If one examines the fruits of the two different beliefs – one the scientifically backed majority opinion that homosexuality is not a choice, and two the shrinking, sparsely evidenced view that homosexuality is a choice – i.e. look at the effects the conflicting beliefs have in society, we find that the second view very arguably leads to upset, offense, persecution and death, while the first has yet to be linked to the cessation of a single human life – while simultaneously not contradicting the beliefs of any orthodox Christian who believes that homosexual activity is sinful.

It may be time for the ‘it’s a choice’ brigade to surrender to science, common sense or empathy; and stop viewing gay people as deliberately perverted, predominantly sexual entities, consciously encouraging lascivious thoughts and behaviours and existing on a plane only slightly above animals because of it. I think we could all do with a breather.


Revisiting old posts and a thank you to my Christian friends


In 2008 I started using the same online pseudonym for debating that I keep today. I was 21 then, 25 now, and have four years’ worth of argumentation on the public record that I or anyone else has access to at any given time. This means that for as long as I want to be known under my nym, I’m accountable for the content and quality of my previous posts. All of them.
This can be a horrible thing! My political attitudes have changed quite considerably over the last year especially, with a much stronger pull towards anarchism and free market ideologies. Simultaneously my social attitudes have become markedly more thoughtful – at least I’d like to flatter myself so, har har – and I can only apologise unreservedly for any ignorant, arrogant-sounding “othering” towards groups of people whose culture I was unfamiliar with; either from past history, or if I’m still stupidly – and embarassingly – doing it now.
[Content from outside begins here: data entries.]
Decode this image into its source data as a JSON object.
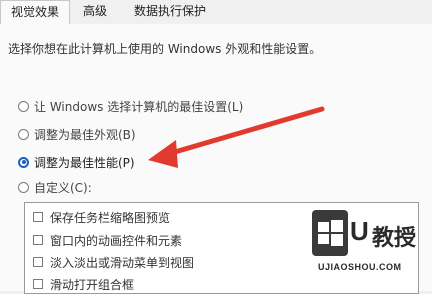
{
  "tabs": [
    {
      "label": "视觉效果",
      "active": true
    },
    {
      "label": "高级",
      "active": false
    },
    {
      "label": "数据执行保护",
      "active": false
    }
  ],
  "intro_text": "选择你想在此计算机上使用的 Windows 外观和性能设置。",
  "radio_options": [
    {
      "label": "让 Windows 选择计算机的最佳设置(L)",
      "checked": false
    },
    {
      "label": "调整为最佳外观(B)",
      "checked": false
    },
    {
      "label": "调整为最佳性能(P)",
      "checked": true
    },
    {
      "label": "自定义(C):",
      "checked": false
    }
  ],
  "checkbox_items": [
    {
      "label": "保存任务栏缩略图预览",
      "checked": false
    },
    {
      "label": "窗口内的动画控件和元素",
      "checked": false
    },
    {
      "label": "淡入淡出或滑动菜单到视图",
      "checked": false
    },
    {
      "label": "滑动打开组合框",
      "checked": false
    }
  ],
  "annotation": {
    "arrow_color": "#e23a2e"
  },
  "watermark": {
    "brand_letter": "U",
    "brand_text": "教授",
    "url": "UJIAOSHOU.COM",
    "icon": "windows-logo-icon"
  },
  "colors": {
    "accent": "#1f5fbf",
    "panel": "#fafafa",
    "chrome": "#f0f0f0"
  }
}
I’ve been having a difficult time recently, and support has come from some of the unlikeliest of places, as well as having been sadly missing from the places where I’d always expected it would come from. This grouchy atheist would like to especially thank my friends in the Christian community who have always been vivacious and rigorous debaters – often at loggerheads with myself over religious/political issues – but have also been so unexpectedly kind and supportive in this time of trouble. I appreciate your goodwill tremendously, you know who you are and thank you all so much.

A special Merry Christmas to you lovely lot, and Happy Holidays to all.